Monkey-flower is found in wet places such as marshes, ditches, swamps, shores and borders of ponds, lakes, rivers and streams.
The overall appearance is said to resemble a grinning monkey’s face.
Indian-tobacco was once considered a medicinal plant because of the emetic alkaloid present in the plant parts, especially the roots, but is now regarded as poisonous.
It can be found in moist or dry locations often in disturbed ground.
The lovely village of Kars lies beside the Rideau River. The name was chosen to commemorate the Canadian-born General William Fenwick Williams who had undertaken in the siege of the town of Kars (now in Turkey) for the Ottoman Empire against the Russian Empire in 1857.
The Baxter Conservation Area is very near Kars and I (plus many friendly mosquitos) had a good walk there early on this day.
Thanks to Ken Sproule for assistance in butterfly identification.
Thanks to Heather Pantrey who sent me these photos of a Chipping Sparrow feeding a Cowbird chick. Cowbirds lay their eggs in other bird’s nests and the chipping sparrow must have been surprised at the size and appetite of this one of “her” brood.
The summer night is the perfection of thought. – Wallace Stevens (1879–1955)

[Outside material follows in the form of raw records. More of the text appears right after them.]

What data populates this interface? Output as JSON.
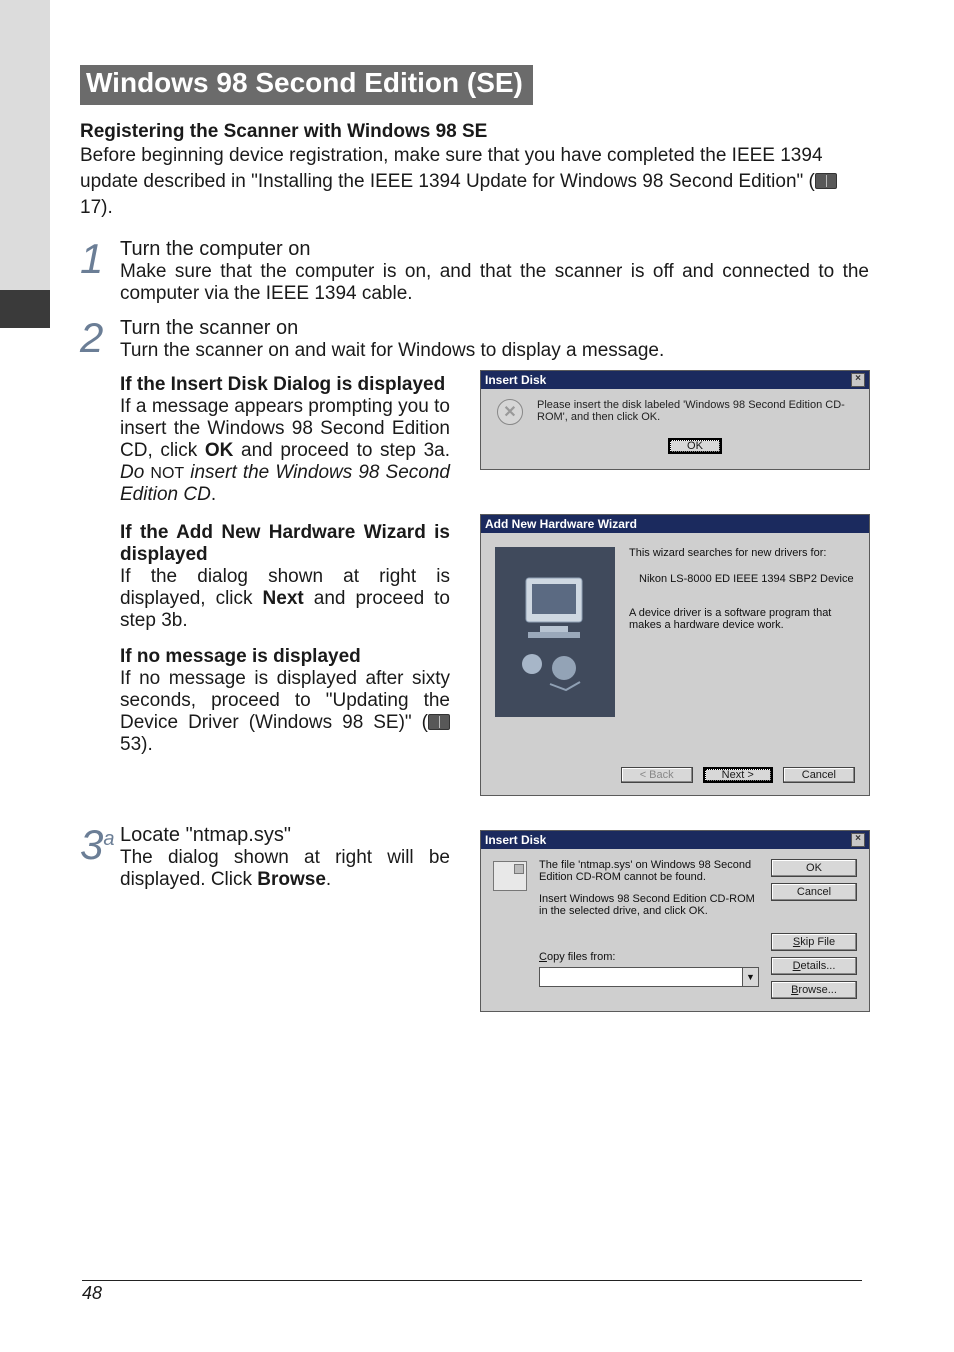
{
  "page_number": "48",
  "section_title": "Windows 98 Second Edition (SE)",
  "subtitle": "Registering the Scanner with Windows 98 SE",
  "intro_a": "Before beginning device registration, make sure that you have completed the IEEE 1394 update described in \"Installing the IEEE 1394 Update for Windows 98 Second Edition\" (",
  "intro_b": " 17).",
  "step1": {
    "num": "1",
    "head": "Turn the computer on",
    "body": "Make sure that the computer is on, and that the scanner is off and connected to the computer via the IEEE 1394 cable."
  },
  "step2": {
    "num": "2",
    "head": "Turn the scanner on",
    "body": "Turn the scanner on and wait for Windows to display a message.",
    "sub_a_head": "If the Insert Disk Dialog is displayed",
    "sub_a_body_1": "If a message appears prompting you to insert the Windows 98 Second Edition CD, click ",
    "sub_a_body_bold": "OK",
    "sub_a_body_2": " and proceed to step 3a.  ",
    "sub_a_body_ital1": "Do ",
    "sub_a_body_sc": "NOT",
    "sub_a_body_ital2": " insert the Windows 98 Second Edition CD",
    "sub_a_body_3": ".",
    "sub_b_head": "If the Add New Hardware Wizard is displayed",
    "sub_b_body_1": "If the dialog shown at right is displayed, click ",
    "sub_b_body_bold": "Next",
    "sub_b_body_2": " and proceed to step 3b.",
    "sub_c_head": "If no message is displayed",
    "sub_c_body_1": "If no message is displayed after sixty seconds, proceed to \"Updating the Device Driver (Windows 98 SE)\" (",
    "sub_c_body_2": " 53)."
  },
  "step3a": {
    "num": "3",
    "sup": "a",
    "head": "Locate \"ntmap.sys\"",
    "body_1": "The dialog shown at right will be displayed.  Click ",
    "body_bold": "Browse",
    "body_2": "."
  },
  "dlg1": {
    "title": "Insert Disk",
    "text": "Please insert the disk labeled 'Windows 98 Second Edition CD-ROM', and then click OK.",
    "ok": "OK"
  },
  "dlg2": {
    "title": "Add New Hardware Wizard",
    "line1": "This wizard searches for new drivers for:",
    "line2": "Nikon   LS-8000 ED        IEEE 1394 SBP2 Device",
    "line3": "A device driver is a software program that makes a hardware device work.",
    "back": "< Back",
    "next": "Next >",
    "cancel": "Cancel"
  },
  "dlg3": {
    "title": "Insert Disk",
    "msg1": "The file 'ntmap.sys' on Windows 98 Second Edition CD-ROM cannot be found.",
    "msg2": "Insert Windows 98 Second Edition CD-ROM in the selected drive, and click OK.",
    "copy_label": "Copy files from:",
    "ok": "OK",
    "cancel": "Cancel",
    "skip": "Skip File",
    "details": "Details...",
    "browse": "Browse...",
    "combo_value": ""
  }
}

What bounty! Once again, magnificent scenery, gorgeous (and fascinating!) plants and flowers, and (Thank You, Heather!) A delightful and oh, so interesting–what a scoop!–photo capture of a Chipping Sparrow feeding a Cowbird chick! Thank you all, for all of this–Miles, Ken and Heather!